**Task item**: Pick out the lines in the listing below that contain the word "modes" and copy them.
══ Data for analysis ══
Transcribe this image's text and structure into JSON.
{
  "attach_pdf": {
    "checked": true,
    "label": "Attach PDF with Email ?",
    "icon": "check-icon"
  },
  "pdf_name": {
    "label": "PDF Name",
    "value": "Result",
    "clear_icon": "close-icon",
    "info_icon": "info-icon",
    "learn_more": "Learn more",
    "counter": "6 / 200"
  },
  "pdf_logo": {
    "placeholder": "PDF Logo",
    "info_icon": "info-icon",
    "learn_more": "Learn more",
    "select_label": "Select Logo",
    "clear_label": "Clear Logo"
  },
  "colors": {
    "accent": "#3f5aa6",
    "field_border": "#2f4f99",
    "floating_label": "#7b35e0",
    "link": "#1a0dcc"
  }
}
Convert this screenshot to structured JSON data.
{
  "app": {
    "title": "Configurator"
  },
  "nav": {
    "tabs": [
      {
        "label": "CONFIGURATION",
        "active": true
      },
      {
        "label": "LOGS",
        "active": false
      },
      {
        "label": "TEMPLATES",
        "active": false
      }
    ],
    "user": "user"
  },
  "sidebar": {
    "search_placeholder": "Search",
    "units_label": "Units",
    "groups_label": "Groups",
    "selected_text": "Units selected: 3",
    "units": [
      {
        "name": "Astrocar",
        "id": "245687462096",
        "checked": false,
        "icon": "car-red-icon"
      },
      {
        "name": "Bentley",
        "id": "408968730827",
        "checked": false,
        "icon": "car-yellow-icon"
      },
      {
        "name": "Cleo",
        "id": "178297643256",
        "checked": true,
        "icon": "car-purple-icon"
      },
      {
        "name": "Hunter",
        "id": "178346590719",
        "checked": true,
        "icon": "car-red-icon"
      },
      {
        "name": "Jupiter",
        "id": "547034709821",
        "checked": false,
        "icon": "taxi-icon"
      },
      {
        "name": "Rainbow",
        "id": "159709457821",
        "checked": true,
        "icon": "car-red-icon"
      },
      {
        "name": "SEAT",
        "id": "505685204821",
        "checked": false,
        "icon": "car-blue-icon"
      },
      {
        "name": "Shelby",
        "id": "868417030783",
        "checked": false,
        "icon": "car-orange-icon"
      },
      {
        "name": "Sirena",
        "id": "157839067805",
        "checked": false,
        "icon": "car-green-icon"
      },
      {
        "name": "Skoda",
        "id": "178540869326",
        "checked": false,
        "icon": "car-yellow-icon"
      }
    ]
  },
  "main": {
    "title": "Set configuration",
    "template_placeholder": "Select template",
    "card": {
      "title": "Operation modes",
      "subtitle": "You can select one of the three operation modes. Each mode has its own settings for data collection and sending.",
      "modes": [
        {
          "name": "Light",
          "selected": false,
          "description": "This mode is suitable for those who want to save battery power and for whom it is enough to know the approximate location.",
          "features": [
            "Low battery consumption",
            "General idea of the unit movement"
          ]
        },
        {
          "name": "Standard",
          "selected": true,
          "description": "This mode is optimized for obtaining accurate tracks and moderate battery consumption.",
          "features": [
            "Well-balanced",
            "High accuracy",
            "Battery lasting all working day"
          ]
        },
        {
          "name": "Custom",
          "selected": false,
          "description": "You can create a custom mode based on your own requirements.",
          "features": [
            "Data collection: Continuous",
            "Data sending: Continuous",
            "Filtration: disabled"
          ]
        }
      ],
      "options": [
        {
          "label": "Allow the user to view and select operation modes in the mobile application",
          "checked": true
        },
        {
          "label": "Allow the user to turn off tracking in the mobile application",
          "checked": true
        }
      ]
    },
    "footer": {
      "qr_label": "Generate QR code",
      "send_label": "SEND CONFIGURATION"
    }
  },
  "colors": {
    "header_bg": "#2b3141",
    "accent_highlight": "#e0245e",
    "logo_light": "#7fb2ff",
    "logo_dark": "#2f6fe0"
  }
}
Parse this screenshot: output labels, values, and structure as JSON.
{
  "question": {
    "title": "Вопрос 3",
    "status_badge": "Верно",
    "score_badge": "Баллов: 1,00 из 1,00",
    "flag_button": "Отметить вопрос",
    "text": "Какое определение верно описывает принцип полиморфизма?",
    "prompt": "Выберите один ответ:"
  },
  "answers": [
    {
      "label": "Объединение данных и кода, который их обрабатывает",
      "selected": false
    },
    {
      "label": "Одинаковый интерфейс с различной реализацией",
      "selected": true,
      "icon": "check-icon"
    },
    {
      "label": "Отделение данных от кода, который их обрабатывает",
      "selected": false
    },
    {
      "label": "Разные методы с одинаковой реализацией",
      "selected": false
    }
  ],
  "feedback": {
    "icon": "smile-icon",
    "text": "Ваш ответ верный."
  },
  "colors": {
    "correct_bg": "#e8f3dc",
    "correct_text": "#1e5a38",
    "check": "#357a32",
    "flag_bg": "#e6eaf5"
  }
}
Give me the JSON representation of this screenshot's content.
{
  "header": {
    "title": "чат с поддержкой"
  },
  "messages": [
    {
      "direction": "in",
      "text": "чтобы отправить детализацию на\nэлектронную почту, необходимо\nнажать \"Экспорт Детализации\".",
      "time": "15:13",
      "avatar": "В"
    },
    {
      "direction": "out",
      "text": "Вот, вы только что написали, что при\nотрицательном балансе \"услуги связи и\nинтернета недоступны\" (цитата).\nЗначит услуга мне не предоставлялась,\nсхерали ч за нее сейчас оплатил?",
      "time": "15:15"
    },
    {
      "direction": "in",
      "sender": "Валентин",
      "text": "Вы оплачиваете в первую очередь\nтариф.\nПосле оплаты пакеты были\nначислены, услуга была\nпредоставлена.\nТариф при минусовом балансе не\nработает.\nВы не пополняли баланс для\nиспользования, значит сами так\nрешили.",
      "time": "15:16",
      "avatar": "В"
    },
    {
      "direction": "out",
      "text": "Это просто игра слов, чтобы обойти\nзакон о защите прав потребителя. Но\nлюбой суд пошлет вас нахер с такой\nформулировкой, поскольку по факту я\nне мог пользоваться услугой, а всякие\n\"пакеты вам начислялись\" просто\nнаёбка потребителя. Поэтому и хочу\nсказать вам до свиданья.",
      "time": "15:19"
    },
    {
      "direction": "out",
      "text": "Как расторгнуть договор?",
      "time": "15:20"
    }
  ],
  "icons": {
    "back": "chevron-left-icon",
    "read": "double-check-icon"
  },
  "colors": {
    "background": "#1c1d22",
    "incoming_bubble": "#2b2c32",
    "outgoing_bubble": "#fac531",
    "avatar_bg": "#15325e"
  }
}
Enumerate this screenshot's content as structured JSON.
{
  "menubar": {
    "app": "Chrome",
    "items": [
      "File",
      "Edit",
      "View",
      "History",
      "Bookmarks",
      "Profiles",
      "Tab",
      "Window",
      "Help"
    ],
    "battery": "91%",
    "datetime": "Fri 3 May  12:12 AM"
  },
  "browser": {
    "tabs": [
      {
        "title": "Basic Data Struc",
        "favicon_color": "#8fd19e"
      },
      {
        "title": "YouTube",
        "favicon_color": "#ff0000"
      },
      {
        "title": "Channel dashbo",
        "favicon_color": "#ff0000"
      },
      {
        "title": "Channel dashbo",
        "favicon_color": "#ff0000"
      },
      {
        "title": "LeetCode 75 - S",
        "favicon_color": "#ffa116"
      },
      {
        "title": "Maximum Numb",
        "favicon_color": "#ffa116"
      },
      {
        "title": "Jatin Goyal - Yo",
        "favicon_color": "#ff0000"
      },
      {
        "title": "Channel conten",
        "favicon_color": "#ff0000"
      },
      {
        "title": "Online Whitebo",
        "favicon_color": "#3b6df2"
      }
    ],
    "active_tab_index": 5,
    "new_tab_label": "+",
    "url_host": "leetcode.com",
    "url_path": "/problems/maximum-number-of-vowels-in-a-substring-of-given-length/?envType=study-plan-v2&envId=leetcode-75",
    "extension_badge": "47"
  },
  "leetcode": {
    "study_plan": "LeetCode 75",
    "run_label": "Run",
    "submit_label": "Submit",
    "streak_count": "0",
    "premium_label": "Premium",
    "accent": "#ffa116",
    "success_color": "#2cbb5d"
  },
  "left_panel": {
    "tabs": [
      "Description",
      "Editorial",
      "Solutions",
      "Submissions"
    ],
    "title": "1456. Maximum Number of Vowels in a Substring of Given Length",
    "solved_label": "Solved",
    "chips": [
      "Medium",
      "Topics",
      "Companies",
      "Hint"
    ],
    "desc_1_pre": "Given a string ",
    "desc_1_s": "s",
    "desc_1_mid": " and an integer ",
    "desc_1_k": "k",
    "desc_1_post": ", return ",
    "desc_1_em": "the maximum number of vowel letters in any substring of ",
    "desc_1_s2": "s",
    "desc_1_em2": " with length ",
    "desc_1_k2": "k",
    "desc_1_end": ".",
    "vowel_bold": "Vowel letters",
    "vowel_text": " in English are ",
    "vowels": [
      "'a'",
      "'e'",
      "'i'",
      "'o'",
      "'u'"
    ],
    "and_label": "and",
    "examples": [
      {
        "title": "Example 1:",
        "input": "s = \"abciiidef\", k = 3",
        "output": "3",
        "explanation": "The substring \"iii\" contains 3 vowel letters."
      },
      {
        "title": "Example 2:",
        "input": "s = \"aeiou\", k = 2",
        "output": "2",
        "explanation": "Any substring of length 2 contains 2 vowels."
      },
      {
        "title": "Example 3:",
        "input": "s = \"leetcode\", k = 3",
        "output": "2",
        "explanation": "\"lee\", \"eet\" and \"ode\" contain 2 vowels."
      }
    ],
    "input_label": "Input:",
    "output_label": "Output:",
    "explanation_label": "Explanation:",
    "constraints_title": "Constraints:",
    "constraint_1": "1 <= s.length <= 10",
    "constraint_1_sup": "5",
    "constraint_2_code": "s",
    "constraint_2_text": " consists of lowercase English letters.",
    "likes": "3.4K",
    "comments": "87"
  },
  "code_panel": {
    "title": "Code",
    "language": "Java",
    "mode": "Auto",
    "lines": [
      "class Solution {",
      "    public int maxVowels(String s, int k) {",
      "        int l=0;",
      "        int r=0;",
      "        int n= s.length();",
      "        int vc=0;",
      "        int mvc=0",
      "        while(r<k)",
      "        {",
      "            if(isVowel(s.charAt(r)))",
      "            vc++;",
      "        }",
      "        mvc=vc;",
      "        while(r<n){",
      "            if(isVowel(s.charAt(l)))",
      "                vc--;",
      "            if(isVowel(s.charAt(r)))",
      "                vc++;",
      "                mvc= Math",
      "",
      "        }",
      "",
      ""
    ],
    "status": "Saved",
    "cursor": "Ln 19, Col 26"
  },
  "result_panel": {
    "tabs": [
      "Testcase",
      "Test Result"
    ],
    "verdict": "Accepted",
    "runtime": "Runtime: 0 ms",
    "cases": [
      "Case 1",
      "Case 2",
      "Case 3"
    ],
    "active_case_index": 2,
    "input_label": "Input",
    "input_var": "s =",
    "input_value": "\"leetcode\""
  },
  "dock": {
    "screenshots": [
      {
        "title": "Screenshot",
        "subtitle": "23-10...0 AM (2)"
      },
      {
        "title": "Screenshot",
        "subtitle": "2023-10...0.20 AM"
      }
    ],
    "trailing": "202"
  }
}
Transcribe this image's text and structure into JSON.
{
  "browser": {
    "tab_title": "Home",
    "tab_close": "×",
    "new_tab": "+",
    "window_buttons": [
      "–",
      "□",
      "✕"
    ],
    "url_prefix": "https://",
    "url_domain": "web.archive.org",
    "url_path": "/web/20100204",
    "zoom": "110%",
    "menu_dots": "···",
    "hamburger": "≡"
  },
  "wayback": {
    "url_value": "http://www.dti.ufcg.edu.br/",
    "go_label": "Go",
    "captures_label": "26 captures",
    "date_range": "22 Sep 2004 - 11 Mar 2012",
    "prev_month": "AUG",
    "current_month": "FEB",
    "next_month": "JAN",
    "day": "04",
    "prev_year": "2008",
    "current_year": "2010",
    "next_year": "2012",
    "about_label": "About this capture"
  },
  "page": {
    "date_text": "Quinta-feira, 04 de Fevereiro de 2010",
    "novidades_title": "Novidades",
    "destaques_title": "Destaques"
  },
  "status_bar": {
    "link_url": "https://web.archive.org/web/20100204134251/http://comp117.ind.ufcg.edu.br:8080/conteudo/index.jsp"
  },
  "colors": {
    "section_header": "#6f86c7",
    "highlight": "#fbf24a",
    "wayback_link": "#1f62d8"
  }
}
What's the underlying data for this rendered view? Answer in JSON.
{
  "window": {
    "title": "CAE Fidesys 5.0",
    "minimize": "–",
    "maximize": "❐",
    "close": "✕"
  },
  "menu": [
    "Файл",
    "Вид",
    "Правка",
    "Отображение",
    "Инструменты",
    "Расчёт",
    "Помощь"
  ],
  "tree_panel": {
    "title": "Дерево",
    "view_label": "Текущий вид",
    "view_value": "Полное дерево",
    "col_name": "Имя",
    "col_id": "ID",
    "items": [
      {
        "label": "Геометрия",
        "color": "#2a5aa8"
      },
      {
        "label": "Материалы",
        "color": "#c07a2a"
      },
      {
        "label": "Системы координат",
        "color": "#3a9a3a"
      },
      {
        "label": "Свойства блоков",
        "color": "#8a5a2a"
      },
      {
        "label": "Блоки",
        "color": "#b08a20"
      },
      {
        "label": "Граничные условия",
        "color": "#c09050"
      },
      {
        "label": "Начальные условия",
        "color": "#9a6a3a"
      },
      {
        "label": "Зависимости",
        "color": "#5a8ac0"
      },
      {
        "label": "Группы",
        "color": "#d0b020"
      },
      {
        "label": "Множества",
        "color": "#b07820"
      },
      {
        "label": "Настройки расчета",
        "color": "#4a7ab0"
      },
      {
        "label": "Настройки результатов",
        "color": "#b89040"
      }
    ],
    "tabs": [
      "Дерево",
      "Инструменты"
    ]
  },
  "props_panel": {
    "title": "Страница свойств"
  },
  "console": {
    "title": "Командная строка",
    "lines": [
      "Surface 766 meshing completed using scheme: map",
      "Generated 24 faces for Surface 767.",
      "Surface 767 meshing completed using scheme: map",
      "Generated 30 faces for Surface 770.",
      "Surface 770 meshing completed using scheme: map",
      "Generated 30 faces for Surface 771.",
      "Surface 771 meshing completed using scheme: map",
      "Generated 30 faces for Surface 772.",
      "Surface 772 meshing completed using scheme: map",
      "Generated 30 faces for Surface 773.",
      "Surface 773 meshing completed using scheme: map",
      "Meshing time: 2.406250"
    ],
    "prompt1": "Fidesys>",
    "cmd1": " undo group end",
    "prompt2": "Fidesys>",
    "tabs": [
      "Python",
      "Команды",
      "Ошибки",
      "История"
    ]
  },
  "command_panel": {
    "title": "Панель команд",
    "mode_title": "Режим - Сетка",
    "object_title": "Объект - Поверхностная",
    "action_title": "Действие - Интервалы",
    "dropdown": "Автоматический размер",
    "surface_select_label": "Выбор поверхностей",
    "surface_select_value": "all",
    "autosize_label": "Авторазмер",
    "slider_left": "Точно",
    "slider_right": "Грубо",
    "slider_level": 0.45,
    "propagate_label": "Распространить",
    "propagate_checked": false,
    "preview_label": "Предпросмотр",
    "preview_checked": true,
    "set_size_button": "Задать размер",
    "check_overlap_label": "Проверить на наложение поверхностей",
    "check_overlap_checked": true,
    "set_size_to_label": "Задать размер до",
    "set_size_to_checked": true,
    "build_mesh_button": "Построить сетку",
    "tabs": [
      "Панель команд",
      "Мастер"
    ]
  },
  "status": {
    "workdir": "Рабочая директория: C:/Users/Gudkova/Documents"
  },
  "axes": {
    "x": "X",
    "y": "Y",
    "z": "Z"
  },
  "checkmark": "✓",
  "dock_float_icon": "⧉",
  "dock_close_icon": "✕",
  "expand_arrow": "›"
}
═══
**Written answer**:
      "title": "Operation modes",
      "subtitle": "You can select one of the three operation modes. Each mode has its own settings for data collection and sending.",
      "modes": [
          "label": "Allow the user to view and select operation modes in the mobile application",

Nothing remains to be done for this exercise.